Photo taken at: Burnt Mountain
Photo taken at: Burnt Mountain
Mobile apps make it so easy to create. Whatever your passion or interests may be. Shooting videos has became so easy. iPhones, well OK – Smartphones – (can’t have the non-iOS folks feel left out, can we?), cameras with video capabilities and the ever popular GoPro. Videos in the droves. However, until recently, editing the videos, enhancing them to tell somewhat of a story meant huge software programs in the computer. With the advent of the smartphones and tablets and the associated apps, the complete life cycle of a video – raw to finished, published (read as YouTubed) product can be completed entirely on a mobile device. And with that the Splice App.
This week here in Metro-Atlanta had been like Spring – almost Summer. Clear blue skies. Warm 78s through the day. This, after a number of weeks of irritating, persistent rain – or ‘precipitation’ as the weathermen would like to call it – seemed like the call proclaiming that the 2016 season is now open for Cage-free riding and for some GoPro videos to boot!
I was looking forward to riding with a group I came to name as the WeekendRiderz on Saturday. But having to visit some friends on a late Friday night, turned in to a late Saturday morning and a subsequent (sadly, sorry Chaps!) scrubbing of me being able to ride with the group. This had me with some free time on my hands during the early afternoon.
I decided to run the FJR around the local neighborhood testing out the various GoPro camera locations and vantage points around the bike, using the suction mount and the Ram clamps. I had an hour or so available for this. I focused on using the Saddlebags or Panniers. Along the rear the surface on the Panniers afforded decent flat areas for the suction mount, The GoPro3 had the Limefuel battery all hooked up and ready to fly.
Using the GoPro App on the iPhone, I used ‘control’ mode to view the shot angle on the GoPro3 and make any necessary adjustments. This was done while the app is connected to the GoPro, hooked up in turn to the iPhone via the GoPro camera wifi. Once the videos were captured, I used the Apple Lighting to SD Card Adapter to connect the microSD card to iPhone to import the four videos into iPhone. I could have used the GoPro Studio app on the my laptop, but I still find that clunky and a little tedious to use and decided to go the RoadWarrior way and create the video using the iPhone. This time using Splice iOS app, a nice easy to use and quite intuitive app for video editing and production. Far better than the GoPro Studio. Any wonder that GoPro decided to use a substantial amount of the cash reserve to acquire Splice.
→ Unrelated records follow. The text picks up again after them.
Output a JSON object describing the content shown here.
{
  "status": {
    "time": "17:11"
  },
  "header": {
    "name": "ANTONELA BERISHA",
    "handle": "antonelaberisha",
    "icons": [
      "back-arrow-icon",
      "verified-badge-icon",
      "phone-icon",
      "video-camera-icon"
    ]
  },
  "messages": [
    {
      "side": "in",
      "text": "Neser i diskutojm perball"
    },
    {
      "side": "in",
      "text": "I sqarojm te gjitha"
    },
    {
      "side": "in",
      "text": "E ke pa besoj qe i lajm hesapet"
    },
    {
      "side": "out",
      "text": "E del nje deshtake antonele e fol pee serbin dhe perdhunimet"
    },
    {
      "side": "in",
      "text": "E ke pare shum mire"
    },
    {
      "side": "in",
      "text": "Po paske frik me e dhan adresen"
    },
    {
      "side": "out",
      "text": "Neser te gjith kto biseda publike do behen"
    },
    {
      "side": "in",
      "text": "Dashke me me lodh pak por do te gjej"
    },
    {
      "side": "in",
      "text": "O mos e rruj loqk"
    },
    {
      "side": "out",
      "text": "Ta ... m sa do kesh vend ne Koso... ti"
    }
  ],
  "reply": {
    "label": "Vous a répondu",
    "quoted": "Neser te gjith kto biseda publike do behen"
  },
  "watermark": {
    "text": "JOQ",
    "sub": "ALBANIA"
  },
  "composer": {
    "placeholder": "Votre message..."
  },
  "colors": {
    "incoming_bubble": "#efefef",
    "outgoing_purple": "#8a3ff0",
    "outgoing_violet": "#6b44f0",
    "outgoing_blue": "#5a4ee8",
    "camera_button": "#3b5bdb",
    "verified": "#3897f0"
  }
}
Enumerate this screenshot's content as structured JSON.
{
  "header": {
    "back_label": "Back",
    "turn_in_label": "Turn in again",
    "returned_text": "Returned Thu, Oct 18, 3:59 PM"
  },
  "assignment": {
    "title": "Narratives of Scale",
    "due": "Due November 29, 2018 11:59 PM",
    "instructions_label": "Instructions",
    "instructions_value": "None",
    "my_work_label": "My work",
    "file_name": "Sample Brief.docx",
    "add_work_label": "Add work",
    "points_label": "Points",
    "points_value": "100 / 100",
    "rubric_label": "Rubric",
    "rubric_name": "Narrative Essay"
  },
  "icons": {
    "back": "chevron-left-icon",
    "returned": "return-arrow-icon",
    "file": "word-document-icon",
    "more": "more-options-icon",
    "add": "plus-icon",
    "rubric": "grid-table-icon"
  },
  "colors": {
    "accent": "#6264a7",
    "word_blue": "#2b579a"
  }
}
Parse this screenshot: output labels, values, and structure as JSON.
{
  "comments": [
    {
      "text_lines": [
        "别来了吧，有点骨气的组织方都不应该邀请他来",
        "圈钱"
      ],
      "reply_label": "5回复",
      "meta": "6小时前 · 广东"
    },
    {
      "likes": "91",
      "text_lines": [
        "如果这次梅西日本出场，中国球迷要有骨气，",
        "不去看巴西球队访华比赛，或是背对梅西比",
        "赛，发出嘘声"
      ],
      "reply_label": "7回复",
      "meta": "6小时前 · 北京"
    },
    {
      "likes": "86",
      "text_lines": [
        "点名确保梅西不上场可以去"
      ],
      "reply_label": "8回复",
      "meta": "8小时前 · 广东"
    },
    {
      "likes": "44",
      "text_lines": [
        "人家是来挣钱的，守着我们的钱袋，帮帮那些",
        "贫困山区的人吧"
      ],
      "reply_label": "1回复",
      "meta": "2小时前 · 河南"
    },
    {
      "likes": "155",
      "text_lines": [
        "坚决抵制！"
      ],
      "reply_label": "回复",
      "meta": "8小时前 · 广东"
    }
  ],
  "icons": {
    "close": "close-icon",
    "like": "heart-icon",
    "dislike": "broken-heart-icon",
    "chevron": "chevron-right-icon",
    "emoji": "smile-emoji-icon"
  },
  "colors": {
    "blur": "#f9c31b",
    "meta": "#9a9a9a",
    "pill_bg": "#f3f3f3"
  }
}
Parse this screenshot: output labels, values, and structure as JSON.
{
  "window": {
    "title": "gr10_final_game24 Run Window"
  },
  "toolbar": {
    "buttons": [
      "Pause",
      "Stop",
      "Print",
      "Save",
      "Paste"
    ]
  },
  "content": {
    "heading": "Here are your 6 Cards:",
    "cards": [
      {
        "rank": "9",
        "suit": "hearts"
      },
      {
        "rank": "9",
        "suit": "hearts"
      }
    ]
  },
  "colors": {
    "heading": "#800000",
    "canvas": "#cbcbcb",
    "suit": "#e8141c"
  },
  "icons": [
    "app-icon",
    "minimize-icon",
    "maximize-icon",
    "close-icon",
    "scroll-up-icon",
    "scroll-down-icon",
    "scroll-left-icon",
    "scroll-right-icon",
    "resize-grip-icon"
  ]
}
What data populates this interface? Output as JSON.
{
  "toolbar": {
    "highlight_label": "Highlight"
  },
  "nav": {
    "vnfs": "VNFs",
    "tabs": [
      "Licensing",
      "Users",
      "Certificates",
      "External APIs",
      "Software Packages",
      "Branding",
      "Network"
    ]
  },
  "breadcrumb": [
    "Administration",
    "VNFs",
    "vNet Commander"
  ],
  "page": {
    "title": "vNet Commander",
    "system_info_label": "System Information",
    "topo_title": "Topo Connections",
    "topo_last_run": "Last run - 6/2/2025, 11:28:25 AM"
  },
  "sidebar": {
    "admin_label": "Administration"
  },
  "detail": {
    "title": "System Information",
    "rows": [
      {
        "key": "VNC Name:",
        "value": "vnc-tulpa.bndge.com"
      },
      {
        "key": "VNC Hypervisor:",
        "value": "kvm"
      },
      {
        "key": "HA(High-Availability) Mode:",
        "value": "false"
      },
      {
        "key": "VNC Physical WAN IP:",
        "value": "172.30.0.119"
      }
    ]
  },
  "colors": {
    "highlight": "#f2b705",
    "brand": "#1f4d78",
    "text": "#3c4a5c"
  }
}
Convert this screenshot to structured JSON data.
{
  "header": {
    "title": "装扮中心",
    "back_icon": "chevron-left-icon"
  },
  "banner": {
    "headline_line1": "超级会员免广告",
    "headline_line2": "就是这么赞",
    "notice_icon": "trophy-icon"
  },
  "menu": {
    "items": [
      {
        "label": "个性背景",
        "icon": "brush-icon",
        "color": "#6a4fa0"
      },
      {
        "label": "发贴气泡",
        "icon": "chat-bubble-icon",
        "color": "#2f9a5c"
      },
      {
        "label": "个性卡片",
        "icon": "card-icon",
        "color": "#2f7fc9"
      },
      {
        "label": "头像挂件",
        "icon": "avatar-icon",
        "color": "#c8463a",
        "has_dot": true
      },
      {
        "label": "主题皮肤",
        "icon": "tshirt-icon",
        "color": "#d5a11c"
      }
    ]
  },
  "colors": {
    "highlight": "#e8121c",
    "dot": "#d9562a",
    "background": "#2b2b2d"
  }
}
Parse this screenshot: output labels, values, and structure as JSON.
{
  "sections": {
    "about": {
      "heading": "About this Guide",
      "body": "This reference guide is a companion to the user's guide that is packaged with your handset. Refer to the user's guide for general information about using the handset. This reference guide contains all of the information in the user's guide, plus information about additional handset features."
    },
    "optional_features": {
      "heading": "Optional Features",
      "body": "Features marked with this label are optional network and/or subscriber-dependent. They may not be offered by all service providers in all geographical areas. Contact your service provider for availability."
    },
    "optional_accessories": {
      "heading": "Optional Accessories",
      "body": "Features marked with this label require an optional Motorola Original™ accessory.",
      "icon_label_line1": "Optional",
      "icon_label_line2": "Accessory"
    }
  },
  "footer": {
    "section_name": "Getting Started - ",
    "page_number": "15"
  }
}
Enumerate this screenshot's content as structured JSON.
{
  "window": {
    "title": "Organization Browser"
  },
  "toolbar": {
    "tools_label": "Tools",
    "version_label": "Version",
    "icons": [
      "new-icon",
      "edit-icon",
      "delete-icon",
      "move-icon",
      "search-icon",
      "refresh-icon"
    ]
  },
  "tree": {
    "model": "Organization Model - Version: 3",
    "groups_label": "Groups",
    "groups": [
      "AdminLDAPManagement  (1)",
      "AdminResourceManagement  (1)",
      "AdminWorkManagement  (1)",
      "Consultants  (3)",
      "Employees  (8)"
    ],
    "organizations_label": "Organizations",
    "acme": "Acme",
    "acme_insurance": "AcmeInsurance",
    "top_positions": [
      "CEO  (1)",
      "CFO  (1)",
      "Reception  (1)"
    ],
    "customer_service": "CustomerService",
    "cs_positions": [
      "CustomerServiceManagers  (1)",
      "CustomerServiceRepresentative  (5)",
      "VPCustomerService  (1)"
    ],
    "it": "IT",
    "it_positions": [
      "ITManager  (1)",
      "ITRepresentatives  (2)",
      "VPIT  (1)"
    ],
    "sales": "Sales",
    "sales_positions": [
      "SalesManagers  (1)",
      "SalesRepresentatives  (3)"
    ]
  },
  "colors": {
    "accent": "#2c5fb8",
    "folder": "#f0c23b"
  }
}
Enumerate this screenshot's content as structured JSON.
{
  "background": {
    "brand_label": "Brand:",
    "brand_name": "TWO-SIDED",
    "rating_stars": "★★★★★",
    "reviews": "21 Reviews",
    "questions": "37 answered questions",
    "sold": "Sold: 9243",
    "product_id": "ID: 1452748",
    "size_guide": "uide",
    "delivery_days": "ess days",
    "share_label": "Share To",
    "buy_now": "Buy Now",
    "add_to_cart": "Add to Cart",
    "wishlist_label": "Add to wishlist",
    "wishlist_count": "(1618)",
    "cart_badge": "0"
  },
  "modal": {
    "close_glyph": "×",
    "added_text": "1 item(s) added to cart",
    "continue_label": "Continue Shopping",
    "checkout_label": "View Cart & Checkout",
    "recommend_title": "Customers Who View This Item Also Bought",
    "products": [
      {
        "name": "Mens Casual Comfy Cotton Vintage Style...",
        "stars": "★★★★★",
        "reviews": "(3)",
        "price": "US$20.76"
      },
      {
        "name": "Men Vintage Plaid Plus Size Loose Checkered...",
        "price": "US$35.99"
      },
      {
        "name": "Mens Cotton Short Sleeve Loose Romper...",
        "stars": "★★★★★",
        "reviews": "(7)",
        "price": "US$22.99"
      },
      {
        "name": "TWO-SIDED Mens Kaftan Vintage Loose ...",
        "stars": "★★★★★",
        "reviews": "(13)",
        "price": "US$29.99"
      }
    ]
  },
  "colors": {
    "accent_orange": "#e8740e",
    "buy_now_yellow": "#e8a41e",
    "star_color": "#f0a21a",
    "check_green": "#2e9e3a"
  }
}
Tip: Uploading videos from iPhone to YouTube: Once the video was ready, I used the YouTube iOS app to upload the video to my channel. However, after uploading completed the process hung on ‘finishing the video’ for a couple of hours. Looking up Google Forums, it seems to be an endemic problem with the uploading feature of the iOS app. The alternative was to ‘share’ the video from the Photos app to YouTube. This worked fine and the upload was completed within minutes.
Here’s the video showing the four different locations I tried.
Do you have any suggestions of camera positions I should try on my next ‘camera location’ trial session?
The day after we arrived in Leh, we had the morning to ourselves. #PoshGoondas were free to amble around town; try and get some Indian money out of the ATMs (that’s another story for another day); or do a bit of sightseeing which Jatin, I and Kalpesh decided to do. Nimish was off Snow Leopard spotting.
After visiting the Leh Palace, we went up to the Shanti Stupa. A nice, serene, spiritual location. Although walking barefoot on the sun baked tiled floor was a task. Perched at an elevation, we could look down on various sections that made up Leh, ensconced in the Valley. With it being a dry day, the skies were pristine blue, the clouds snow white and the land saturated in arid browns or lush green. The view of the fertile greens snaking along the valley, appeared to look like a tree lined river finding its course as allowed by the Mountains, as if standing guard. And this scape overseen by the snow capped mountains in the yonder. Such stark terrains, coexisting. Perhaps in co-dependence. Another of Ma Nature’s tapestries.
“Over every mountain there is a path, although it may not be seen from the valley.”